Prosperous Times of Commercial Real Estate 2005-2007
CRE Sales Volume 2004-2007 ($5m+)
There was a period in the first decade of the 2000s, during
2005-2007, which one can refer to as ―Prosperous Times;‖ $250,000
where it seemed like everyone was prospering within
commercial real estate. As shown in the graphs to the right $200,000
or in the later part of this document, across all property
types, sales were up, vacancies were down, CAP rates were $150,000 Industrial
at historic lows and rents were rising. Development was Office
fast paced – construction and other bridge financing was $100,000 Retail
readily available and inexpensive – the market was Apartment
enjoying quite a ride. $50,000
Debt capital was abundant. Not only for home purchases,
2004 2005 2006 2007
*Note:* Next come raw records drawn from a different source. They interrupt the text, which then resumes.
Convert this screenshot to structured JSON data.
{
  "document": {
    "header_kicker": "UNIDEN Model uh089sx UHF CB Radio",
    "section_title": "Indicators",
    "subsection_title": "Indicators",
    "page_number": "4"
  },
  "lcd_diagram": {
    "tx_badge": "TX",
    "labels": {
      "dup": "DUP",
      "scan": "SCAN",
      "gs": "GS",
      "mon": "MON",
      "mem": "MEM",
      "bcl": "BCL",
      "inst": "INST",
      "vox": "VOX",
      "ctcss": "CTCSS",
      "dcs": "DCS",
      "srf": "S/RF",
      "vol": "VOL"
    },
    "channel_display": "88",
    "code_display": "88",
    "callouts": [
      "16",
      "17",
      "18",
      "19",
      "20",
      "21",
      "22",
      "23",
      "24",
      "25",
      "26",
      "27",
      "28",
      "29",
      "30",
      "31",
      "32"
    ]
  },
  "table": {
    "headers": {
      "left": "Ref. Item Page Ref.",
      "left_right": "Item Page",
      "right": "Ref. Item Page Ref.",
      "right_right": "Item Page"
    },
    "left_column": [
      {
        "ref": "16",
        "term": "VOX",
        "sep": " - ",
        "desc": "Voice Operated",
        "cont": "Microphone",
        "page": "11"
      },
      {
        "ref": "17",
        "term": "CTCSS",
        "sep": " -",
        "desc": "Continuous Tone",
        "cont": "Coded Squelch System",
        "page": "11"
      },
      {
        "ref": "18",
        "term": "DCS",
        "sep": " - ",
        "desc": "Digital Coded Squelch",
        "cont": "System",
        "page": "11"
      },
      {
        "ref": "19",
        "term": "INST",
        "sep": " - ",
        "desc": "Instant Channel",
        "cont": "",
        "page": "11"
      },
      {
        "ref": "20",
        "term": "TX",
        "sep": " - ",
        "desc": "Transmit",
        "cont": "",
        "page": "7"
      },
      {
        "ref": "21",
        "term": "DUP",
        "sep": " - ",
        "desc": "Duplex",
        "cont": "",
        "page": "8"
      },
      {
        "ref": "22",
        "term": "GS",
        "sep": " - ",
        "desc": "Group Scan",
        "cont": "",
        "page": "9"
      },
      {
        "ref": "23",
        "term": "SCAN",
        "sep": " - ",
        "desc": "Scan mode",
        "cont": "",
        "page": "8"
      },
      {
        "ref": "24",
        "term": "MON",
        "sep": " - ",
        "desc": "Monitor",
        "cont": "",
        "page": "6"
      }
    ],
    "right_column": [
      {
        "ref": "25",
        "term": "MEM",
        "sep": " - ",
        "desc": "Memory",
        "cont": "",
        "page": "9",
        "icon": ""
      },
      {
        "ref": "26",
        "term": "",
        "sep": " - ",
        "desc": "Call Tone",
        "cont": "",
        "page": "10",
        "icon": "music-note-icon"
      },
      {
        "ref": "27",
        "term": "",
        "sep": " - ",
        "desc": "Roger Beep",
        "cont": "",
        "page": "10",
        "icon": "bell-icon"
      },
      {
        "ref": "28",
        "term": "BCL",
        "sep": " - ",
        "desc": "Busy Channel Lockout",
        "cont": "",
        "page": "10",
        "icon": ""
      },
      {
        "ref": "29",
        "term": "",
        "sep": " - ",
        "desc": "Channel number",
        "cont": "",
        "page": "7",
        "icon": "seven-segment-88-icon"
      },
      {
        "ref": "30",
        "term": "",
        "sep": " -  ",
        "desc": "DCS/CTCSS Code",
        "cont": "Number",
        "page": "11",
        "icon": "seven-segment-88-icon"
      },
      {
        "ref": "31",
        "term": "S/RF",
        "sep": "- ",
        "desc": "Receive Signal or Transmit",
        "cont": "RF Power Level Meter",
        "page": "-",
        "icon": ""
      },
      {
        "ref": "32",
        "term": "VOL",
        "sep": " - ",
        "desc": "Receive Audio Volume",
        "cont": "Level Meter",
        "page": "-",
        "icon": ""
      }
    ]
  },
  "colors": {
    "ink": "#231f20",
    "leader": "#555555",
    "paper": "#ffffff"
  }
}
refinances and other real estate related financial Source: Real Capital Analytics
transactions—but for corporations and private equity. Many
Buyers/Users looked to future projected income (in most
cases excessively optimistic) to justify present values that In 2007 $423B of commercial real estate
were unsound. assets traded hands.
Leverage buy-outs were abundant—the large banks, Wall
Street and pension fiduciaries were spending into the CRE Avg. Price/SF 2004-2007
economy like they had not done in the recent past. $300
Things were really good! $271
Virtually all of the significant transactions (displayed on $175 $187
the following pages) were completed during this time. In $175 Industrial
$150 $145 $155
fact, there were several record-setting quarters for the Office
individual property types. Competition among buyers for $100
the largest and best assets remained fierce. Condo Retail
$50 $74 $76
Converters were running strong during these years. The $59 $65
prices they paid for multi-family properties outpaced the $0
conservative business mind of the investor buyers.
2004 2005 2006 2007
Source: Real Capital Analytics
It seemed liked everyone wanted to be in commercial
real estate. National commercial real estate trade shows, such as ICSC, experienced record levels of attendance.
Commercial real estate companies seemed to grow in size, more offices opened up, more professionals would be
licensed. To say the least, it was a great time to be in commercial real estate. The commercial industry lagged
slightly behind the Housing Boom, which took place between 2003-2005.
The ―Housing Market Boom,” a period between 2003-2005;
where home prices dramatically increased, bidding wars
were frequent, contracts were above asking prices and
houses remained on the market for short periods of time.
For a while, it seemed you could pay almost anything for a
home, wait a few months and make a profit selling it.
During this time, consumer confidence soared. Home
owners were building equity at a rate that outpaced their
savings; and as such, many stopped putting money aside
and were looking to their future net worth to be a product of
the value of their largest investment – their home. This in
turn, led to many homeowners stretching the envelope as
to what they felt they could afford. However, it appeared to Source: Fannie Mae
be a false “Prosperous Times” and this all led to...
“You could do less than half the things right and still
have an awesome year…” anonymous
View other sections: www.crereview.com